[Records from a data collection]
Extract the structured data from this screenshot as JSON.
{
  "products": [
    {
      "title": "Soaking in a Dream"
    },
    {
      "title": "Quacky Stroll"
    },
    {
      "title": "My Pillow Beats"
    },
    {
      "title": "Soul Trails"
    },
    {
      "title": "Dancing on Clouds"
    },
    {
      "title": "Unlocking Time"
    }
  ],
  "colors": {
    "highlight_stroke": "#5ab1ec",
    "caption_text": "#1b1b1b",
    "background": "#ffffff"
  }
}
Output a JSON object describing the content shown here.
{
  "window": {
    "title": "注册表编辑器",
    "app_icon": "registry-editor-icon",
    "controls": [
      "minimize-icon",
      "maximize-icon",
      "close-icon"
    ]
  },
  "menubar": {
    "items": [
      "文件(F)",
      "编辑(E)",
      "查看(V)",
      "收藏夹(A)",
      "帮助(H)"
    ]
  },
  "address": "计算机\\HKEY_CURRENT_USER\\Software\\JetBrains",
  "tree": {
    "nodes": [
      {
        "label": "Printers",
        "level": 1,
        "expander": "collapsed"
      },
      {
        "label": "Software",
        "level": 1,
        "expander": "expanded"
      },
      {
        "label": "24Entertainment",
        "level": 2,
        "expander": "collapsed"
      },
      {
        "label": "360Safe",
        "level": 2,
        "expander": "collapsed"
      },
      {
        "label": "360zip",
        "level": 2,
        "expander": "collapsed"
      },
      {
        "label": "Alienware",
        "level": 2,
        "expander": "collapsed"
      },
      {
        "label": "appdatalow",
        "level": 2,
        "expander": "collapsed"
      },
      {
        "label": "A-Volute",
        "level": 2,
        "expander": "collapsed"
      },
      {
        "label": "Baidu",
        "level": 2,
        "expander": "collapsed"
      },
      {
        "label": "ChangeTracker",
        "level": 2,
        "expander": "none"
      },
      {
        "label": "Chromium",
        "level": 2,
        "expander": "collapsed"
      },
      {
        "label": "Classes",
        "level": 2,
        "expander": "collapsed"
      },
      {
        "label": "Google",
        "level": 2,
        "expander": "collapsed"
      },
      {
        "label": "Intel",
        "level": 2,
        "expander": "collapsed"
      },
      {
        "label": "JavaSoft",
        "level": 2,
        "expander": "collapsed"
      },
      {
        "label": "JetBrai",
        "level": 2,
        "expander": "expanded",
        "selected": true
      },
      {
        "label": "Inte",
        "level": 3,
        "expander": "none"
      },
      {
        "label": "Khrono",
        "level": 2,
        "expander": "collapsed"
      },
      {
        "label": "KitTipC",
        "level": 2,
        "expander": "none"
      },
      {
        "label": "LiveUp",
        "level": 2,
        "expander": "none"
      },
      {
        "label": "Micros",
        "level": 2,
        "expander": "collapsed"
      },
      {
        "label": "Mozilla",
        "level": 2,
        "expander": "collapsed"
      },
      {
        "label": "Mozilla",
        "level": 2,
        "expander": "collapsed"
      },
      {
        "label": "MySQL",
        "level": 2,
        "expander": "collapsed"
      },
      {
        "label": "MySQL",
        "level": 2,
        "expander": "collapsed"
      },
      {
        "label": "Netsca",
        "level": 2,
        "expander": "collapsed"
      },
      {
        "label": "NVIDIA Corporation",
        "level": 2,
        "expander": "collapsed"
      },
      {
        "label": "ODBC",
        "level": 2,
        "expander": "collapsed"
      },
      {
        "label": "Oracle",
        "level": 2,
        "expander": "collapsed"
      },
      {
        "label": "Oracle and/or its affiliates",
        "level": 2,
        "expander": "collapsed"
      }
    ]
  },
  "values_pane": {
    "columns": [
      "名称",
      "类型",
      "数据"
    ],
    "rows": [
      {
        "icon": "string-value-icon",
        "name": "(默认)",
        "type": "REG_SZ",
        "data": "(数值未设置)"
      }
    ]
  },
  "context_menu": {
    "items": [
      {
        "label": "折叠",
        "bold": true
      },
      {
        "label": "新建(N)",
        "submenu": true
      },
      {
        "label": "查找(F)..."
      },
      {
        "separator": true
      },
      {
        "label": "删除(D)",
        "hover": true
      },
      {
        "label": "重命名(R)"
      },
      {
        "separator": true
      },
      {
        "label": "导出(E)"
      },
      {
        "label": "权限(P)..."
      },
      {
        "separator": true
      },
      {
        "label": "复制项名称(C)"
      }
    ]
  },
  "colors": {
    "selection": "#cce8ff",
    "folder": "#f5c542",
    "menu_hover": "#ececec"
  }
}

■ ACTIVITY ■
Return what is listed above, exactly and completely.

■ TASK ANSWER ■
Extract the structured data from this screenshot as JSON.
{
  "products": [
    {
      "title": "Soaking in a Dream"
    },
    {
      "title": "Quacky Stroll"
    },
    {
      "title": "My Pillow Beats"
    },
    {
      "title": "Soul Trails"
    },
    {
      "title": "Dancing on Clouds"
    },
    {
      "title": "Unlocking Time"
    }
  ],
  "colors": {
    "highlight_stroke": "#5ab1ec",
    "caption_text": "#1b1b1b",
    "background": "#ffffff"
  }
}
Output a JSON object describing the content shown here.
{
  "window": {
    "title": "注册表编辑器",
    "app_icon": "registry-editor-icon",
    "controls": [
      "minimize-icon",
      "maximize-icon",
      "close-icon"
    ]
  },
  "menubar": {
    "items": [
      "文件(F)",
      "编辑(E)",
      "查看(V)",
      "收藏夹(A)",
      "帮助(H)"
    ]
  },
  "address": "计算机\\HKEY_CURRENT_USER\\Software\\JetBrains",
  "tree": {
    "nodes": [
      {
        "label": "Printers",
        "level": 1,
        "expander": "collapsed"
      },
      {
        "label": "Software",
        "level": 1,
        "expander": "expanded"
      },
      {
        "label": "24Entertainment",
        "level": 2,
        "expander": "collapsed"
      },
      {
        "label": "360Safe",
        "level": 2,
        "expander": "collapsed"
      },
      {
        "label": "360zip",
        "level": 2,
        "expander": "collapsed"
      },
      {
        "label": "Alienware",
        "level": 2,
        "expander": "collapsed"
      },
      {
        "label": "appdatalow",
        "level": 2,
        "expander": "collapsed"
      },
      {
        "label": "A-Volute",
        "level": 2,
        "expander": "collapsed"
      },
      {
        "label": "Baidu",
        "level": 2,
        "expander": "collapsed"
      },
      {
        "label": "ChangeTracker",
        "level": 2,
        "expander": "none"
      },
      {
        "label": "Chromium",
        "level": 2,
        "expander": "collapsed"
      },
      {
        "label": "Classes",
        "level": 2,
        "expander": "collapsed"
      },
      {
        "label": "Google",
        "level": 2,
        "expander": "collapsed"
      },
      {
        "label": "Intel",
        "level": 2,
        "expander": "collapsed"
      },
      {
        "label": "JavaSoft",
        "level": 2,
        "expander": "collapsed"
      },
      {
        "label": "JetBrai",
        "level": 2,
        "expander": "expanded",
        "selected": true
      },
      {
        "label": "Inte",
        "level": 3,
        "expander": "none"
      },
      {
        "label": "Khrono",
        "level": 2,
        "expander": "collapsed"
      },
      {
        "label": "KitTipC",
        "level": 2,
        "expander": "none"
      },
      {
        "label": "LiveUp",
        "level": 2,
        "expander": "none"
      },
      {
        "label": "Micros",
        "level": 2,
        "expander": "collapsed"
      },
      {
        "label": "Mozilla",
        "level": 2,
        "expander": "collapsed"
      },
      {
        "label": "Mozilla",
        "level": 2,
        "expander": "collapsed"
      },
      {
        "label": "MySQL",
        "level": 2,
        "expander": "collapsed"
      },
      {
        "label": "MySQL",
        "level": 2,
        "expander": "collapsed"
      },
      {
        "label": "Netsca",
        "level": 2,
        "expander": "collapsed"
      },
      {
        "label": "NVIDIA Corporation",
        "level": 2,
        "expander": "collapsed"
      },
      {
        "label": "ODBC",
        "level": 2,
        "expander": "collapsed"
      },
      {
        "label": "Oracle",
        "level": 2,
        "expander": "collapsed"
      },
      {
        "label": "Oracle and/or its affiliates",
        "level": 2,
        "expander": "collapsed"
      }
    ]
  },
  "values_pane": {
    "columns": [
      "名称",
      "类型",
      "数据"
    ],
    "rows": [
      {
        "icon": "string-value-icon",
        "name": "(默认)",
        "type": "REG_SZ",
        "data": "(数值未设置)"
      }
    ]
  },
  "context_menu": {
    "items": [
      {
        "label": "折叠",
        "bold": true
      },
      {
        "label": "新建(N)",
        "submenu": true
      },
      {
        "label": "查找(F)..."
      },
      {
        "separator": true
      },
      {
        "label": "删除(D)",
        "hover": true
      },
      {
        "label": "重命名(R)"
      },
      {
        "separator": true
      },
      {
        "label": "导出(E)"
      },
      {
        "label": "权限(P)..."
      },
      {
        "separator": true
      },
      {
        "label": "复制项名称(C)"
      }
    ]
  },
  "colors": {
    "selection": "#cce8ff",
    "folder": "#f5c542",
    "menu_hover": "#ececec"
  }
}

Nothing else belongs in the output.